| WHAT THE TASK REQUIRES |
From the listing below, pull out every line where the string "user" appears.

* * * *

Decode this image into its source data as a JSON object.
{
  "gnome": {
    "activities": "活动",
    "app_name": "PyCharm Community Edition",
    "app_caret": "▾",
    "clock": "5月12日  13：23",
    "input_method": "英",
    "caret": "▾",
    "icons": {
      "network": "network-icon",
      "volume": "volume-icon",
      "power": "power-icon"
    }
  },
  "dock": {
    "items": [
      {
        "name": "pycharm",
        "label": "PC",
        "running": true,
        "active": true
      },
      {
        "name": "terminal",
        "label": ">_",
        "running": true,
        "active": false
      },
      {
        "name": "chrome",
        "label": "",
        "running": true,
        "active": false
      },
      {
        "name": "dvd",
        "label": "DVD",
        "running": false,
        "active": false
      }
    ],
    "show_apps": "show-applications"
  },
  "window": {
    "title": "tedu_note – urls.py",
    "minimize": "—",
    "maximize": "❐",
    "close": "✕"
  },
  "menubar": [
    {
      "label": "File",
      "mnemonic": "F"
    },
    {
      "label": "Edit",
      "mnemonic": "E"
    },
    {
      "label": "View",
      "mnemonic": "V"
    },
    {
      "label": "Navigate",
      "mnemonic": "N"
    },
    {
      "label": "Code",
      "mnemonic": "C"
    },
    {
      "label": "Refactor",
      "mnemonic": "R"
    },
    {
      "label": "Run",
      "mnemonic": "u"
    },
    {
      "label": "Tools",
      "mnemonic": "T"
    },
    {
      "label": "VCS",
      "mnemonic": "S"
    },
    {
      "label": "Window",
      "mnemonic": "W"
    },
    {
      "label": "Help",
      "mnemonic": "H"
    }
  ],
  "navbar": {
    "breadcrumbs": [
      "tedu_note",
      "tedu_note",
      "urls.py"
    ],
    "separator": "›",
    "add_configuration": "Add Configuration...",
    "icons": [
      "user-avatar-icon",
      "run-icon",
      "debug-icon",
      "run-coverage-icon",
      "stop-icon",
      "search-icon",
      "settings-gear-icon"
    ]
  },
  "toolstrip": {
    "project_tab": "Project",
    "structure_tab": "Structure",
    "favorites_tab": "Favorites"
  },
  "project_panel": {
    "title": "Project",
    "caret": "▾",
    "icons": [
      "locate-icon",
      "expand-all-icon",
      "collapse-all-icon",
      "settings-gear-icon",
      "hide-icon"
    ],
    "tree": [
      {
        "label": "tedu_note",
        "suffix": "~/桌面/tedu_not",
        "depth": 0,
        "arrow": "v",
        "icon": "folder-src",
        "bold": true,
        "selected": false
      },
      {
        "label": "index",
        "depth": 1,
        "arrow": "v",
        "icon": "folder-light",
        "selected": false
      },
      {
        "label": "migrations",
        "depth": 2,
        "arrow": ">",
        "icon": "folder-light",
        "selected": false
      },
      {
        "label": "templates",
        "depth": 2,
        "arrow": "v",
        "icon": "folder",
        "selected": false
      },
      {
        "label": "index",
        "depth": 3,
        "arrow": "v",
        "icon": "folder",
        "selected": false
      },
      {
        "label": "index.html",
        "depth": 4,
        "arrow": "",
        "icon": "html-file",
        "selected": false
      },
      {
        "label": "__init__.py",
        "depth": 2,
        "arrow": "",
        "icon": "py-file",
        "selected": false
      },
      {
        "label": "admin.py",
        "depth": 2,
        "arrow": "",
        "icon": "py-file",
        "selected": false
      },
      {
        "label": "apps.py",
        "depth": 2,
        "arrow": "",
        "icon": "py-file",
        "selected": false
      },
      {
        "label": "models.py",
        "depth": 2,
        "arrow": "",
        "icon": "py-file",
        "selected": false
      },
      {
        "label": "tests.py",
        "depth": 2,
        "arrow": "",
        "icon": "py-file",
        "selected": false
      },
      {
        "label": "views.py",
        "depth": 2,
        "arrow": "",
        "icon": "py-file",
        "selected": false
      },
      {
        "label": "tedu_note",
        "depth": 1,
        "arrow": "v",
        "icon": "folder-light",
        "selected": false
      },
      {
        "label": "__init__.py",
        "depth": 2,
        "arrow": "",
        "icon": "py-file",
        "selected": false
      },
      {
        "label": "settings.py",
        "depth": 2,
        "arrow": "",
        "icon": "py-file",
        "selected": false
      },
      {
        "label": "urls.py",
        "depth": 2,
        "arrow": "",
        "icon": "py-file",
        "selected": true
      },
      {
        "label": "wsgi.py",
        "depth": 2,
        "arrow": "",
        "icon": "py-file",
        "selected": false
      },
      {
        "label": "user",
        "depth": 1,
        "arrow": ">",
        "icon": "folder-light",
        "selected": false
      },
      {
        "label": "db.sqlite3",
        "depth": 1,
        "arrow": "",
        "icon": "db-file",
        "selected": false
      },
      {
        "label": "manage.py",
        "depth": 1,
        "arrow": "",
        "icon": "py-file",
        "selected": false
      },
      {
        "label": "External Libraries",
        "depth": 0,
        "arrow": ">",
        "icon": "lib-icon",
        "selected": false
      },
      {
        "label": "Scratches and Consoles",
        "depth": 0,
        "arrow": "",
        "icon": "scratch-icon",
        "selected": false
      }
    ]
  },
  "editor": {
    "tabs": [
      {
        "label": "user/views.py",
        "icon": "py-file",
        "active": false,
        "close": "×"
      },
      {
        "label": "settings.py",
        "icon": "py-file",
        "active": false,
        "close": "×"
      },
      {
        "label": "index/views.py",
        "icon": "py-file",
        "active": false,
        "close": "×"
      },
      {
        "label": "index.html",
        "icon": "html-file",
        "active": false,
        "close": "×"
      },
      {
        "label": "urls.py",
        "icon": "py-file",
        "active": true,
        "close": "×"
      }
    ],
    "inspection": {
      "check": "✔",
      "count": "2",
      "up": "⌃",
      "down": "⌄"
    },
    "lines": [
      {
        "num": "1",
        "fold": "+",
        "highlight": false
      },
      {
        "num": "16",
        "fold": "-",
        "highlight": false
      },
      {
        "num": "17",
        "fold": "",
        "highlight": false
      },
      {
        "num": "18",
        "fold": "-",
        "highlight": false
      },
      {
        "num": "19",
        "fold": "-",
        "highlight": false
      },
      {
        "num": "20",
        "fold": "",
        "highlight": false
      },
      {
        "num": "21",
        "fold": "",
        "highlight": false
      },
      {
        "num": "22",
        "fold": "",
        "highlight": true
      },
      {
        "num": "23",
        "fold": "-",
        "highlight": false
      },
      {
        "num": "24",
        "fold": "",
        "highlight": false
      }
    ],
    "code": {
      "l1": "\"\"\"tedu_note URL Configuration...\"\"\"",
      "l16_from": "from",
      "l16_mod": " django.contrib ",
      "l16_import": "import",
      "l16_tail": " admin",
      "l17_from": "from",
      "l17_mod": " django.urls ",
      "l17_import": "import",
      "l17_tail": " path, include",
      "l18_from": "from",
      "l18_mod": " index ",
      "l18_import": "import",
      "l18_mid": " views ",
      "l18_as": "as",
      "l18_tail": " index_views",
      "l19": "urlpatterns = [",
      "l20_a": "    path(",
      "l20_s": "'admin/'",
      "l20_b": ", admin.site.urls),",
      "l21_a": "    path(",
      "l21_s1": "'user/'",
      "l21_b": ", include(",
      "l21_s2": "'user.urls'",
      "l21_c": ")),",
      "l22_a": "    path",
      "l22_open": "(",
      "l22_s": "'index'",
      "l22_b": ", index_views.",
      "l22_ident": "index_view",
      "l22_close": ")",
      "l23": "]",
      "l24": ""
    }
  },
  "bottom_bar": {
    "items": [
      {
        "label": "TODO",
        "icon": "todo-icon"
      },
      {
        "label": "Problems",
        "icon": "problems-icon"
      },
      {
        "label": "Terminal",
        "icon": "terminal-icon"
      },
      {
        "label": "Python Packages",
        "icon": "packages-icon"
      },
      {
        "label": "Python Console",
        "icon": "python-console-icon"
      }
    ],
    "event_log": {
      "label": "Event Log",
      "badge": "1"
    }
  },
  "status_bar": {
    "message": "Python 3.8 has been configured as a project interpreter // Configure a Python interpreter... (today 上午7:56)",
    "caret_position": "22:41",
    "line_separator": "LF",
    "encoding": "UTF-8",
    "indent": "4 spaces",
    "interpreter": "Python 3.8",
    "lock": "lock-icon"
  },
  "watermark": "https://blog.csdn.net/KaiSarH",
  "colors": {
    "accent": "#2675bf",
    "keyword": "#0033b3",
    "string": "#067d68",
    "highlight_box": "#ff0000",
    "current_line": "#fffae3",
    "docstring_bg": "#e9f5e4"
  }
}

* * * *

| FINISHED EXERCISE |
      "user-avatar-icon",
        "label": "user",
        "label": "user/views.py",
      "l21_s1": "'user/'",
      "l21_s2": "'user.urls'",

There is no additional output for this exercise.